*About this exercise*:
Check each line of the data below for the word "jeans", then extract the ones that have it.

[Entries from a dataset of interfaces]
====
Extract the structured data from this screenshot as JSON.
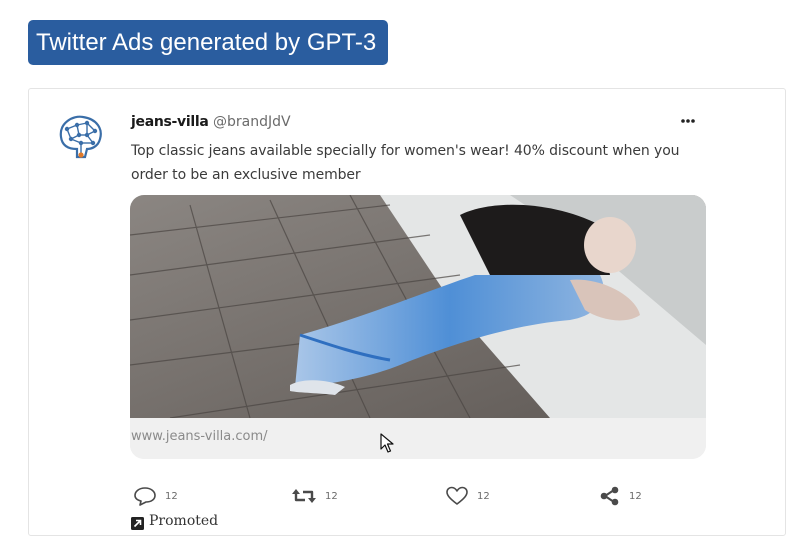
{
  "header": {
    "title": "Twitter Ads generated by GPT-3"
  },
  "tweet": {
    "author_name": "jeans-villa",
    "author_handle": "@brandJdV",
    "text": "Top classic jeans available specially for women's wear! 40% discount when you order to be an exclusive member",
    "link_url": "www.jeans-villa.com/",
    "actions": {
      "reply_count": "12",
      "retweet_count": "12",
      "like_count": "12",
      "share_count": "12"
    },
    "promoted_label": "Promoted"
  },
  "icons": {
    "avatar": "brain-network-icon",
    "more": "more-dots-icon",
    "reply": "reply-bubble-icon",
    "retweet": "retweet-icon",
    "like": "heart-icon",
    "share": "share-icon",
    "promoted": "promoted-arrow-icon",
    "cursor": "mouse-cursor-icon"
  },
  "colors": {
    "title_bg": "#2a5d9f",
    "brand_blue": "#3a6ea8"
  }
}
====
*Written response*:
    "author_name": "jeans-villa",
    "text": "Top classic jeans available specially for women's wear! 40% discount when you order to be an exclusive member",
    "link_url": "www.jeans-villa.com/",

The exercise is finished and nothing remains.